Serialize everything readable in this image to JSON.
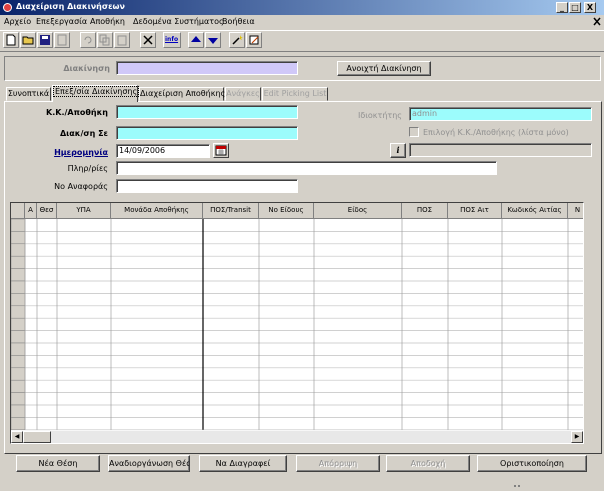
{
  "window": {
    "title": "Διαχείριση Διακινήσεων",
    "controls": [
      "_",
      "□",
      "X"
    ]
  },
  "menu": [
    "Αρχείο",
    "Επεξεργασία",
    "Αποθήκη",
    "Δεδομένα Συστήματος",
    "Βοήθεια"
  ],
  "toolbar": {
    "info_label": "info"
  },
  "header": {
    "movement_label": "Διακίνηση",
    "movement_value": "",
    "status_button": "Ανοιχτή Διακίνηση"
  },
  "tabs": [
    {
      "label": "Συνοπτικά",
      "state": "normal"
    },
    {
      "label": "Επεξ/σία Διακίνησης",
      "state": "active"
    },
    {
      "label": "Διαχείριση Αποθήκης",
      "state": "normal"
    },
    {
      "label": "Ανάγκες",
      "state": "disabled"
    },
    {
      "label": "Edit Picking List",
      "state": "disabled"
    }
  ],
  "form": {
    "warehouse_label": "Κ.Κ./Αποθήκη",
    "warehouse_value": "",
    "transfer_to_label": "Διακ/ση Σε",
    "transfer_to_value": "",
    "date_label": "Ημερομηνία",
    "date_value": "14/09/2006",
    "info_text_label": "Πληρ/ρίες",
    "info_text_value": "",
    "reference_label": "Νο Αναφοράς",
    "reference_value": "",
    "owner_label": "Ιδιοκτήτης",
    "owner_value": "admin",
    "checkbox_label": "Επιλογή Κ.Κ./Αποθήκης (λίστα μόνο)",
    "info_button": "i",
    "side_field_value": ""
  },
  "grid": {
    "columns": [
      "Α",
      "Θεσ",
      "ΥΠΑ",
      "Μονάδα Αποθήκης",
      "ΠΟΣ/Transit",
      "Νο Είδους",
      "Είδος",
      "ΠΟΣ",
      "ΠΟΣ Αιτ",
      "Κωδικός Αιτίας",
      "Ν"
    ],
    "row_count": 17
  },
  "buttons": [
    {
      "label": "Νέα Θέση",
      "enabled": true
    },
    {
      "label": "Αναδιοργάνωση Θέσεων",
      "enabled": true
    },
    {
      "label": "Να Διαγραφεί",
      "enabled": true
    },
    {
      "label": "Απόρριψη",
      "enabled": false
    },
    {
      "label": "Αποδοχή",
      "enabled": false
    },
    {
      "label": "Οριστικοποίηση",
      "enabled": true
    }
  ],
  "colors": {
    "title_start": "#0a246a",
    "title_end": "#a6caf0",
    "field_cyan": "#9cfcfc",
    "field_lavender": "#d0c8f8",
    "face": "#d4d0c8"
  }
}
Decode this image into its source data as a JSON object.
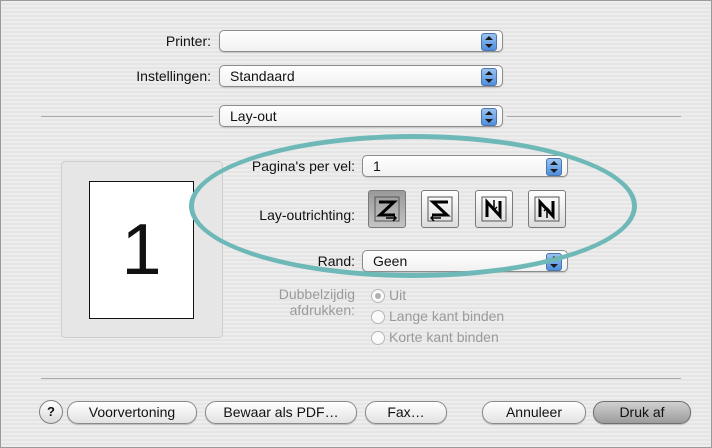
{
  "printer": {
    "label": "Printer:",
    "value": ""
  },
  "settings": {
    "label": "Instellingen:",
    "value": "Standaard"
  },
  "panel": {
    "value": "Lay-out"
  },
  "preview": {
    "page_number": "1"
  },
  "pages_per_sheet": {
    "label": "Pagina's per vel:",
    "value": "1"
  },
  "layout_direction": {
    "label": "Lay-outrichting:",
    "options": [
      "z-left-right-icon",
      "s-right-left-icon",
      "n-top-bottom-icon",
      "n-bottom-top-icon"
    ],
    "selected_index": 0
  },
  "border": {
    "label": "Rand:",
    "value": "Geen"
  },
  "duplex": {
    "label_line1": "Dubbelzijdig",
    "label_line2": "afdrukken:",
    "options": [
      "Uit",
      "Lange kant binden",
      "Korte kant binden"
    ],
    "selected_index": 0
  },
  "buttons": {
    "help": "?",
    "preview": "Voorvertoning",
    "save_pdf": "Bewaar als PDF…",
    "fax": "Fax…",
    "cancel": "Annuleer",
    "print": "Druk af"
  },
  "colors": {
    "highlight_oval": "#6fb8b8",
    "popup_arrow": "#4f8fde"
  }
}
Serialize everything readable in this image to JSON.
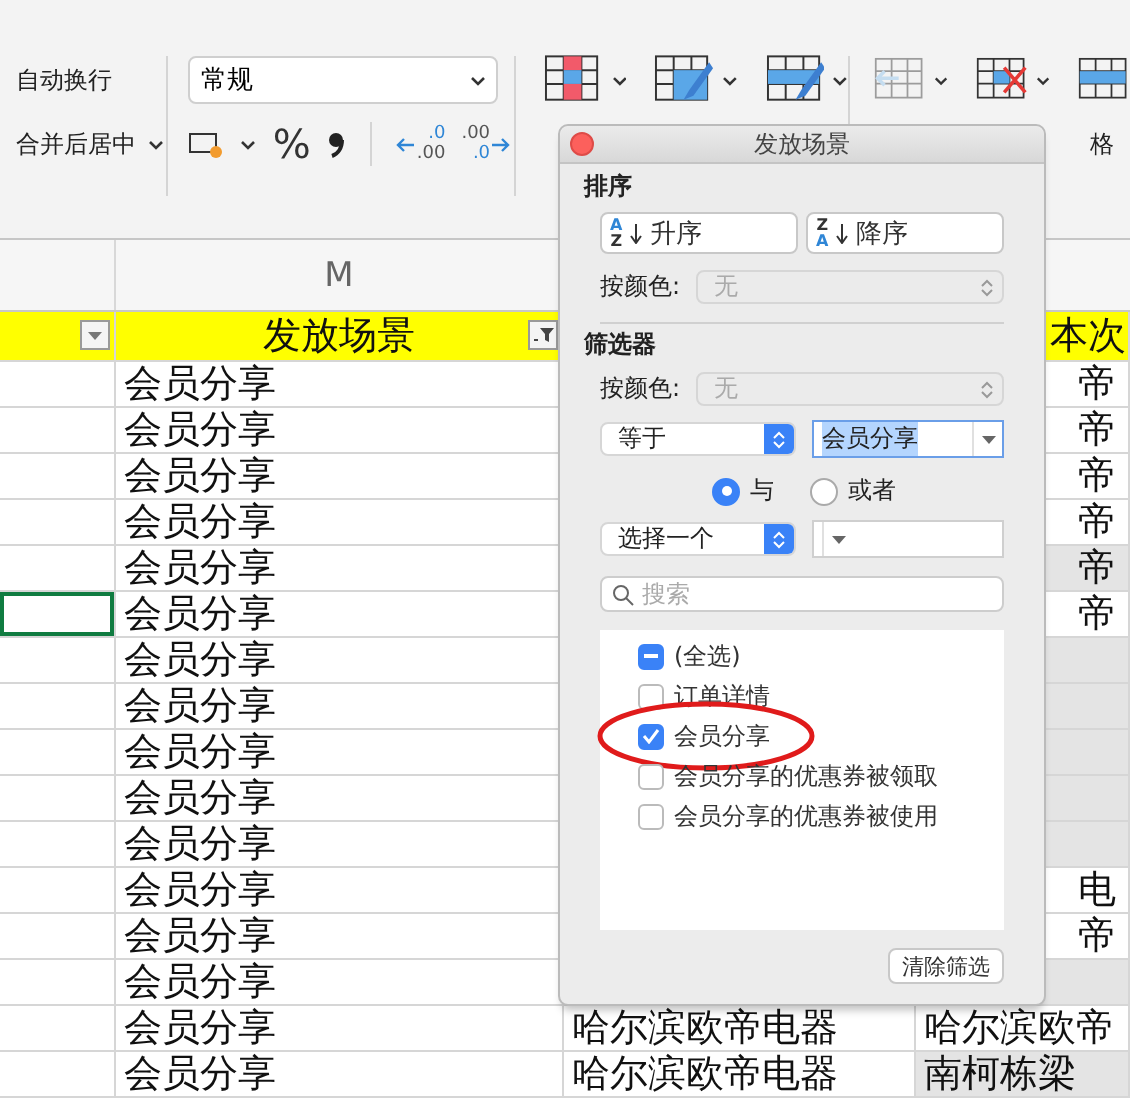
{
  "ribbon": {
    "wrap_text": "自动换行",
    "merge_center": "合并后居中",
    "number_format": "常规",
    "percent": "%",
    "decimal_buttons": [
      {
        "kind": "decrease",
        "upper": ".0",
        "lower": ".00"
      },
      {
        "kind": "increase",
        "upper": ".00",
        "lower": ".0"
      }
    ],
    "format_label": "格"
  },
  "sheet": {
    "column_letter": "M",
    "header_m": "发放场景",
    "header_o": "本次",
    "filters": [
      {
        "active": false
      },
      {
        "active": true
      }
    ],
    "rows": [
      {
        "m": "会员分享",
        "o": "帝",
        "o_shaded": false,
        "dialog_over": true,
        "cell_selected": false
      },
      {
        "m": "会员分享",
        "o": "帝",
        "o_shaded": false,
        "dialog_over": true,
        "cell_selected": false
      },
      {
        "m": "会员分享",
        "o": "帝",
        "o_shaded": false,
        "dialog_over": true,
        "cell_selected": false
      },
      {
        "m": "会员分享",
        "o": "帝",
        "o_shaded": false,
        "dialog_over": true,
        "cell_selected": false
      },
      {
        "m": "会员分享",
        "o": "帝",
        "o_shaded": true,
        "dialog_over": true,
        "cell_selected": false
      },
      {
        "m": "会员分享",
        "o": "帝",
        "o_shaded": false,
        "dialog_over": true,
        "cell_selected": true
      },
      {
        "m": "会员分享",
        "o_shaded": true,
        "dialog_over": true,
        "cell_selected": false
      },
      {
        "m": "会员分享",
        "o_shaded": true,
        "dialog_over": true,
        "cell_selected": false
      },
      {
        "m": "会员分享",
        "o_shaded": true,
        "dialog_over": true,
        "cell_selected": false
      },
      {
        "m": "会员分享",
        "o_shaded": true,
        "dialog_over": true,
        "cell_selected": false
      },
      {
        "m": "会员分享",
        "o_shaded": true,
        "dialog_over": true,
        "cell_selected": false
      },
      {
        "m": "会员分享",
        "o": "电",
        "o_shaded": false,
        "dialog_over": true,
        "cell_selected": false
      },
      {
        "m": "会员分享",
        "o": "帝",
        "o_shaded": false,
        "dialog_over": true,
        "cell_selected": false
      },
      {
        "m": "会员分享",
        "o_shaded": true,
        "dialog_over": true,
        "cell_selected": false
      },
      {
        "m": "会员分享",
        "n": "哈尔滨欧帝电器",
        "o": "哈尔滨欧帝",
        "o_shaded": false,
        "dialog_over": false,
        "cell_selected": false
      },
      {
        "m": "会员分享",
        "n": "哈尔滨欧帝电器",
        "o": "南柯栋梁",
        "o_shaded": true,
        "dialog_over": false,
        "cell_selected": false
      }
    ]
  },
  "dialog": {
    "title": "发放场景",
    "sort_heading": "排序",
    "sort_buttons": [
      {
        "kind": "ascending",
        "label": "升序",
        "top": "A",
        "bottom": "Z"
      },
      {
        "kind": "descending",
        "label": "降序",
        "top": "Z",
        "bottom": "A"
      }
    ],
    "sort_color": {
      "label": "按颜色:",
      "value": "无",
      "disabled": true
    },
    "filter_heading": "筛选器",
    "filter_color": {
      "label": "按颜色:",
      "value": "无",
      "disabled": true
    },
    "condition_1": {
      "operator": "等于",
      "value": "会员分享",
      "value_selected": true
    },
    "joins": [
      {
        "label": "与",
        "selected": true
      },
      {
        "label": "或者",
        "selected": false
      }
    ],
    "condition_2": {
      "operator": "选择一个"
    },
    "search": {
      "placeholder": "搜索"
    },
    "items": [
      {
        "label": "(全选)",
        "checked": true,
        "mixed": true,
        "circled": false
      },
      {
        "label": "订单详情",
        "checked": false,
        "mixed": false,
        "circled": false
      },
      {
        "label": "会员分享",
        "checked": true,
        "mixed": false,
        "circled": true
      },
      {
        "label": "会员分享的优惠券被领取",
        "checked": false,
        "mixed": false,
        "circled": false
      },
      {
        "label": "会员分享的优惠券被使用",
        "checked": false,
        "mixed": false,
        "circled": false
      }
    ],
    "clear_button": "清除筛选"
  }
}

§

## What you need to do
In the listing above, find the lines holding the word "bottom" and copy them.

## Task response
      "n-top-bottom-icon",
      "n-bottom-top-icon"
        "bottom": "Z"
        "bottom": "A"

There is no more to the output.